According to the study mentioned earlier, the second more prevalent adverse reaction to supplementing with pre-workouts is nausea. A whopping 25.6% of the 746 respondents in the study experienced nausea after taking a pre-workout.

There are several reasons why pre-workouts can cause nausea. For starters, some pre-workouts have very high caffeine dosages, with some as high as 425mg per serving.

Standard pre-workouts have caffeine content of 100-200mg per dose, while no-stim pre-workouts have zero caffeine. There are also a selection of low-stim (50-75mg of caffeine per dose) pre-workouts who can tolerate a little caffeine.

While taking pre-workout on an empty stomach can help speed up absorption, it can also increase the likelihood of nausea as there is no food to act as a buffer. Pairing a pre-workout with a light snack like a banana can help mitigate some of the nausea.

Heart abnormalities

Pre-workouts are essentially stimulants, and with stimulants comes increased heart rate and blood pressure can feel unnerving and uncomfortable.

Jagim et al., 2019, found that heart abnormalities to be the third most prevalent adverse reaction to pre-workout supplements.
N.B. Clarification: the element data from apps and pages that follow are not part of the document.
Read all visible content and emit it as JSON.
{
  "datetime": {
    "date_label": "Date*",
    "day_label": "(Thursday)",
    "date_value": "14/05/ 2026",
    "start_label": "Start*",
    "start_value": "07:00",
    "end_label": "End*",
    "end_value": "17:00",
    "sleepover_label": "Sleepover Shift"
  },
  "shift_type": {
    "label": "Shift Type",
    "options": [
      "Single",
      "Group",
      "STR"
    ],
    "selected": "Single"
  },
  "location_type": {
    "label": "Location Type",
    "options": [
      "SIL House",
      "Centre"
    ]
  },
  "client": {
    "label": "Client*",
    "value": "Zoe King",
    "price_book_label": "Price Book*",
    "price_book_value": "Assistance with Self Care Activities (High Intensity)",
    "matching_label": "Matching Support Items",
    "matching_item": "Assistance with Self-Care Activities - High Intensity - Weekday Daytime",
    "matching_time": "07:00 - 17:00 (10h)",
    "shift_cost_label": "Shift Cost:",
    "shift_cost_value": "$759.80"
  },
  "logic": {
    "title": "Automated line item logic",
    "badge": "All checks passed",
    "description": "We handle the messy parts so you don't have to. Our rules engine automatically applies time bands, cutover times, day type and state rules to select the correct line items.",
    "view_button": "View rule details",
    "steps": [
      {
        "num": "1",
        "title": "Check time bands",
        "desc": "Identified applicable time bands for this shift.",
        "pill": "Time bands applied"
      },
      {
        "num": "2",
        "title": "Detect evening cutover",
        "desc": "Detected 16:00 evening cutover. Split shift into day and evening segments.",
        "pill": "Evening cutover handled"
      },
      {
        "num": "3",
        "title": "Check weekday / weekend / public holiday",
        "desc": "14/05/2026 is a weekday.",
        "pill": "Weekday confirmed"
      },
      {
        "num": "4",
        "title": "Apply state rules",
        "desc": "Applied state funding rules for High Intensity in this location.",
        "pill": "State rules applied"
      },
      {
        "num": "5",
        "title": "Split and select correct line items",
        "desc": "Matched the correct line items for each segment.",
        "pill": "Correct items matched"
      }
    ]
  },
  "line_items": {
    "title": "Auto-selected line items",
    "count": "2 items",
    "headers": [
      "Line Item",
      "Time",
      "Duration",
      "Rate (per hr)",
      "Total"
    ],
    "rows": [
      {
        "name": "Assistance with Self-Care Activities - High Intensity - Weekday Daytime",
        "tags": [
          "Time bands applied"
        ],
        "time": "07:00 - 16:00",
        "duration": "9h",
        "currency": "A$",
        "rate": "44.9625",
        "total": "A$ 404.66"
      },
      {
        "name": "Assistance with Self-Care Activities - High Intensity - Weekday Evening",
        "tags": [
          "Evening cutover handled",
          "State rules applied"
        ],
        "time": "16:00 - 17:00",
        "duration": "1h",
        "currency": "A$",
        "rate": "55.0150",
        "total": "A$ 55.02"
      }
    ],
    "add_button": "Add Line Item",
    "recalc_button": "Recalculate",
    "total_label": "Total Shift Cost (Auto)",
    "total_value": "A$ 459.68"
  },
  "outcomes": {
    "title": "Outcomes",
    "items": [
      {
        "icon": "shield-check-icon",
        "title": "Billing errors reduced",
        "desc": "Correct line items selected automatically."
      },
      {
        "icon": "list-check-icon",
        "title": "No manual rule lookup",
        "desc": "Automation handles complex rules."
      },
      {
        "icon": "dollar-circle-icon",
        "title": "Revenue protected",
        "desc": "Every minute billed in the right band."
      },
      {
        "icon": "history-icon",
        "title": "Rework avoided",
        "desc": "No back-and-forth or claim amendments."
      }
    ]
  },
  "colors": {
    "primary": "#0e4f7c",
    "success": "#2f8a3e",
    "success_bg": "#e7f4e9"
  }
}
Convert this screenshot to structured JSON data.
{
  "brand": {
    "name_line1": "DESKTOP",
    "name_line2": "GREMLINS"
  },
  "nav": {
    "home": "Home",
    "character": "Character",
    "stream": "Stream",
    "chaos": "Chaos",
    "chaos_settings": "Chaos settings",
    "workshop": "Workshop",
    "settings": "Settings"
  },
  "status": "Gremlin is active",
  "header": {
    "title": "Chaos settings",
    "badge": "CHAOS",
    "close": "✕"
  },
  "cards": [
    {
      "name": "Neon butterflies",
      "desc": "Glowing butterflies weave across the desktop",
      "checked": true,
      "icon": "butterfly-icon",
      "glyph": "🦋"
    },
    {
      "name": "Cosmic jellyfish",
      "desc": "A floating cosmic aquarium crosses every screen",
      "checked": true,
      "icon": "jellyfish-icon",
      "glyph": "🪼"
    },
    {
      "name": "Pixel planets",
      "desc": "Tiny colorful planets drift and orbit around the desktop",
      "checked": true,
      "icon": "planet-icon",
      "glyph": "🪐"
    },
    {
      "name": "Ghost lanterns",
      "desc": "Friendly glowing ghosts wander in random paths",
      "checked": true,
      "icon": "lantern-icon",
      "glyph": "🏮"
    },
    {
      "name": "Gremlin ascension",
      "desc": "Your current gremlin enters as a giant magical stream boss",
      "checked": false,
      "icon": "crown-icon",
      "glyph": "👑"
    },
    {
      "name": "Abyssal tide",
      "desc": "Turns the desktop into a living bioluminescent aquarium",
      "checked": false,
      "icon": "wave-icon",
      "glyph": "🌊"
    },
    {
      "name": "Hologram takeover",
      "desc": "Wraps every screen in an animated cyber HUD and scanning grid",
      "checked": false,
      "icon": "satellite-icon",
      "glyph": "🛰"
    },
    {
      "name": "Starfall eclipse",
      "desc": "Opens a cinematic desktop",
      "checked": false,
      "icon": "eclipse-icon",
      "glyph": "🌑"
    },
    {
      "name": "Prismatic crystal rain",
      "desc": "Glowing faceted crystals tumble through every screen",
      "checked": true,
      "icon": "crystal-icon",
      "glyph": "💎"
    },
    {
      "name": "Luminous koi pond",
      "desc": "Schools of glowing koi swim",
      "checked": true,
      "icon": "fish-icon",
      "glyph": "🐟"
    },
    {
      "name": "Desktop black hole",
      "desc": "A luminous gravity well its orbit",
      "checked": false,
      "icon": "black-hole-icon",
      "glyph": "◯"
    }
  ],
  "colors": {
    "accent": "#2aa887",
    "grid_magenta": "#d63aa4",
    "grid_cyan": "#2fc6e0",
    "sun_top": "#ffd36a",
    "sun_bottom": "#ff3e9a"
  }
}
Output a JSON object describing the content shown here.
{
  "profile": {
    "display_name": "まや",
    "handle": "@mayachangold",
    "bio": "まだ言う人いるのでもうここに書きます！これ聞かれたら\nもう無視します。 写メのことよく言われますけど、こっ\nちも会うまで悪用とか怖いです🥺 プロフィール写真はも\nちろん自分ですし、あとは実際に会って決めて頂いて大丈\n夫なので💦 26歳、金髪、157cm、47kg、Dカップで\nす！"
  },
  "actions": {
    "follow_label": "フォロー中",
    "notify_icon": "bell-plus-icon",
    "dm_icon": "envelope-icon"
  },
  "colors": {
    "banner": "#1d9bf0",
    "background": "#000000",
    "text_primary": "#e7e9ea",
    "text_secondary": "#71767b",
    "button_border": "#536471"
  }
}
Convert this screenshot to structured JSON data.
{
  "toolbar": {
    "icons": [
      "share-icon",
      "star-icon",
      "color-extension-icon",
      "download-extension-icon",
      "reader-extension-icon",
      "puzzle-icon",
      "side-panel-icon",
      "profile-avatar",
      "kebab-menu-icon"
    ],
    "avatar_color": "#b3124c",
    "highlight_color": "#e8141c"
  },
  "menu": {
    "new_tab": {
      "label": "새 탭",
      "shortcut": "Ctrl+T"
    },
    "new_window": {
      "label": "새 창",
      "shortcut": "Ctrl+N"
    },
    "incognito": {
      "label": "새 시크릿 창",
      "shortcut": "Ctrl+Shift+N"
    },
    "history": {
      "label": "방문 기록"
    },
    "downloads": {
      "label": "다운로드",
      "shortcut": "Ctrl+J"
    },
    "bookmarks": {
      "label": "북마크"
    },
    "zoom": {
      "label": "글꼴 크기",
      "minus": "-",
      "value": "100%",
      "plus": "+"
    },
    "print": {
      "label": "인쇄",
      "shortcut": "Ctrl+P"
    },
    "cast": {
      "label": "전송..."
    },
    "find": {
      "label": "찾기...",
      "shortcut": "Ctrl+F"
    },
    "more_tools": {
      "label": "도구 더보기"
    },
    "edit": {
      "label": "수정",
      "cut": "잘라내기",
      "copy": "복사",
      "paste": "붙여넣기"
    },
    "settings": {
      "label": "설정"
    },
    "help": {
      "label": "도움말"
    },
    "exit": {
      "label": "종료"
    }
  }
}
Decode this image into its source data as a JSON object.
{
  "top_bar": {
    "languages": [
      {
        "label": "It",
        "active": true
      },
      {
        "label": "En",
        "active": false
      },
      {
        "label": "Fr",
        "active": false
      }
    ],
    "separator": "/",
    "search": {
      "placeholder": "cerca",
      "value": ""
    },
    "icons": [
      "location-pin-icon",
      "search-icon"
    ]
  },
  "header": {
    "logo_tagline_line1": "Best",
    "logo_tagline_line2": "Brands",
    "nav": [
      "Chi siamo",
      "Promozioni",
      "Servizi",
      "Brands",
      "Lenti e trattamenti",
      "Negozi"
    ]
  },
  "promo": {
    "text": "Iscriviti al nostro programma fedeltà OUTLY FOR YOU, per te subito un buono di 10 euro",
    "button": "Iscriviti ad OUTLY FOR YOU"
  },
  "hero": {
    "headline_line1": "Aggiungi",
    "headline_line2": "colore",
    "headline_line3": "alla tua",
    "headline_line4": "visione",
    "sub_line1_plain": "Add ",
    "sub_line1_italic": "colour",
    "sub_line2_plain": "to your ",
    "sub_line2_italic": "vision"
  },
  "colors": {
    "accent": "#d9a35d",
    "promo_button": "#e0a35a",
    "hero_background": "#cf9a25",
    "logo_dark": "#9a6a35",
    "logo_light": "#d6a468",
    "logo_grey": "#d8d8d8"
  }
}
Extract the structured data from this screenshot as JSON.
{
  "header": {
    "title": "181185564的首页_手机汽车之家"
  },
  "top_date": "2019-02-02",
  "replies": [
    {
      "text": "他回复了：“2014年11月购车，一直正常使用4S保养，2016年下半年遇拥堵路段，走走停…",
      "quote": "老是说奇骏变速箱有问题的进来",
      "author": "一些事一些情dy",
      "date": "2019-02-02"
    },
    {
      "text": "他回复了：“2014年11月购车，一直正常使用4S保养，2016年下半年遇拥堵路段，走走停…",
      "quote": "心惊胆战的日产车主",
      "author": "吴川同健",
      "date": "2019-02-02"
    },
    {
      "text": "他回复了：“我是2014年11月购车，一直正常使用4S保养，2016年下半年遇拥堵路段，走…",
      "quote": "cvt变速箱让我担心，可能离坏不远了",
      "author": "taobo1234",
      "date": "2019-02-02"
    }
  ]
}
Rapid heart rate and even heart palpitations happened at least once to 23.4% of people who had taken a pre-workout.

High doses of caffeine have been shown to cause a significant number of cardiac comorbidities, including palpitations and several types of heart arrhythmias (Wassef et al., 2017). Caffeinated beverages have also been shown to elevate blood pressure in young healthy males (Grasser et al., 2015).

Pre-workouts have between 100-200mg of caffeine per serving, which when paired with external caffeine ingestion (from coffee, tea, energy drinks, and so on) can cause abnormally high heart rates.

Consider also that caffeine has a half-life of 3-7 hours, so that morning coffee could very well be cascading caffeine into your afternoon pre-workout.

Monitor your caffeine intake over the course of the day, avoid pre-workouts with high caffeine dosages, or choose a low or no-stim pre-workout to reduce the likelihood of heart abnormalities.

Light headedness and dizziness

Pre-workouts, and the caffeine content within each dose, can also cause light headedness and dizziness in people who have a sensitivity to caffeine or people who take pre-workouts on an empty stomach.

As we discussed earlier, caffeine is a stimulant that makes your heart beat faster (which promotes blood flow to target muscles and sharpens focus) and affects the body’s ability to produce adenosine, which reduces cerebral blood flow.

This pre-workout side-effect can be the result of a sensitivity as well as simply taking too much caffeine.

Per the United States Department of Agriculture and the European Food Safety Authority, healthy adults should limit daily caffeine consumption to 400mg (Belayneh and Molla, 2020).

Why do pre-workouts make me go to the bathroom?

Pre-workouts can sometimes lead to an upset stomach, bloating, and diarrhea.

Pre-workouts often use sodium bicarbonate, also known as baking soda, which can cause gastrointestinal discomfort at levels of 0.3g/kg (Grgic et al., 2021).

Creatine monohydrate, an ingredient commonly used in pre-workouts, can cause diarrhea, especially in higher doses (Ostojic and Ahmetovic, 2008). Higher intakes of caffeine are also linked to diarrhea (Belayneh and Molla, 2020).

Other ingredients commonly used in pre-workouts, such as and caffeine, can sometimes cause stomach upset leading to quick trips to the rest room after polishing off your shaker cup.

Wrapping Things Up

Pre-workout supplements can be an effective tool for experienced athletes and gymgoers looking to get more from their workouts.

The popularity of pre-workouts is understandable thanks to the flood of energy you experience after ingesting them.

That said, adverse reactions are common, including skin irritation or tingling, rapid heart rate, and light-headedness.

These effects are so common, in fact, that there are numerous pre-workouts on the market that help you avoid dosages and ingredients that cause adverse reactions.

Choose a pre-workout that matches up with the way your body reacts optimally, and you can get the best of both worlds: better workouts and minimized chances of side effects.